"It is good to love many things, for therein lies the true strength,
and whosoever loves much performs much, and can accomplish much,
and what is done in love is well done."
There was a list of things- some written, and some only remembered- of all I wished to accomplish before I turned 30. Lofty goals and hopeful suggestions of the girl- the woman, I suppose- I would become when the calendar reads September 18th and my twenties fade out like the porch light at dawn. I don't think I have reached any of them.
But today, I baked a pie.
I'm still six classes away from earning a degree.
But I measured, tapped, and swirled the flour, salt, and baking powder together, a cloud of white dust in a white bowl.
I'm hopeless when it comes to reading music well or learning aperture and shutter speeds, and I'm still very far from the trip to England I've dreamed of since I was little.
But I cut in the chilled shortening and dribbled the ice water into the crumbs, just how my mama advised.
Sky and I have such a long way to go before happiness.
But I looped the apron over my neck and tied it around my waist. I sprinkled the soft flour over the table, then smoothed it around the wooden rolling pin. I slowly poured the cherries tumbling into a patchwork crust, covered them with the other crust, and made a wavy zig-zag around the edge with my thumb and finger. I used a fork to make tiny holes like I was perforating a dark sky with shining, scattered stars. I closed the hot oven door, and opened it fifty minutes later to a yellowed, crumbly, sweet-smelling pie.

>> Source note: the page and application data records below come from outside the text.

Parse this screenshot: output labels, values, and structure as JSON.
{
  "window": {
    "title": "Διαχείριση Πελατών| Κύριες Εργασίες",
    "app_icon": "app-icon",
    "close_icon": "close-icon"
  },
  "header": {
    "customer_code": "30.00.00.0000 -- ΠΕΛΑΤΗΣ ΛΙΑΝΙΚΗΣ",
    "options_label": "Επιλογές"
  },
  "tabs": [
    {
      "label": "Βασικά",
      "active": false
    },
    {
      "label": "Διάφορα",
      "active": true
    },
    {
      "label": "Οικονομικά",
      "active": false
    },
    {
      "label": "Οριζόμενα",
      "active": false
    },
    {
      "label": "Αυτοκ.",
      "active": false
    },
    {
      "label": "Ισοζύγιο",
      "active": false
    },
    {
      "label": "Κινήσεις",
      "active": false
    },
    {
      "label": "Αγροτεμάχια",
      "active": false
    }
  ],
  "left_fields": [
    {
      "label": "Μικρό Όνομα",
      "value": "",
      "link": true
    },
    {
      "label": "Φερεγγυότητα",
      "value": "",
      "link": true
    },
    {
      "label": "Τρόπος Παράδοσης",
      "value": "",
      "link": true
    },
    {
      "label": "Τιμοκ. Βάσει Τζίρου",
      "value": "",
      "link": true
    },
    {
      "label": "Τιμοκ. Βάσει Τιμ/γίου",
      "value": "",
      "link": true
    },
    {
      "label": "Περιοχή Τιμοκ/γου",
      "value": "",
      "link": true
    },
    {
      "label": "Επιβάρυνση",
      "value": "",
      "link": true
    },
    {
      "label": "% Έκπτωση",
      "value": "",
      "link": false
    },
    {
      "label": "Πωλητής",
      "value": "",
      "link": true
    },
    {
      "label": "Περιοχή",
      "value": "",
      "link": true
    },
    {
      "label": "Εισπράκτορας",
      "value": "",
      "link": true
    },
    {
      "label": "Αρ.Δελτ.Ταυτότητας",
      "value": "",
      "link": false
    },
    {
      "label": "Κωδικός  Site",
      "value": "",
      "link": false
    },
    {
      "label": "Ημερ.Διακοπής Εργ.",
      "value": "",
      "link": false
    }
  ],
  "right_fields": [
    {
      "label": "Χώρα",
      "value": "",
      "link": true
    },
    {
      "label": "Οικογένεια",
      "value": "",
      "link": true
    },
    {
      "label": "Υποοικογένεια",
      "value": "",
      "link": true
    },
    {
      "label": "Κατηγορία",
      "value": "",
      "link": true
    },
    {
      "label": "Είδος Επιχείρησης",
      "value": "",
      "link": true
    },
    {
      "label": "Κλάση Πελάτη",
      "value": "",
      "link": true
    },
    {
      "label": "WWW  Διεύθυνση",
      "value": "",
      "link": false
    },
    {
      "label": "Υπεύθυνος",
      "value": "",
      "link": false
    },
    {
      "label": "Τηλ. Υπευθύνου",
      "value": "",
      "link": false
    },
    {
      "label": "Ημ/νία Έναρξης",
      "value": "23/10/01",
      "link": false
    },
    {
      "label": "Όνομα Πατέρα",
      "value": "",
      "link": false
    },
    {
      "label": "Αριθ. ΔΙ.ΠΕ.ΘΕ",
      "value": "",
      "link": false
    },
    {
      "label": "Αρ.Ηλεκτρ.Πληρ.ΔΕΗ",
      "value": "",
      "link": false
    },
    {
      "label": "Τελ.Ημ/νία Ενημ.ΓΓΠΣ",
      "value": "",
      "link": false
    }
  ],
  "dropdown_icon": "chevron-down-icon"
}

I can't cut hair, change a flat tire on the side of the road, start a lawnmower or weed eater without thinking bad words, pick out a pair of glasses I like longer than a week, fold fitted sheets, make an efficient grocery store trip without running through the aisles for something forgotten, or learn how to let go of past hurts.
But I can sew up tears in treasured stuffed animals, and pull the weight of a red wagon and two babies behind me. I can make imperfect birthday cakes, kiss sore knees, and exclaim bright praises of finger paint pictures. I can brush hair into curly pigtails, read library books twenty times over, and find pacifiers that were tossed behind cribs. I can buy a tablecloth and candles for his party and only cry a few tears, and I can assure her that it's her turn next and she'll have presents, too. I can weigh the dreams I have with what is truly important, and let a few of them flutter away, while holding on to the ones I value and will remember when I am eighty five and reliving these precious days.
And I can bake a pie.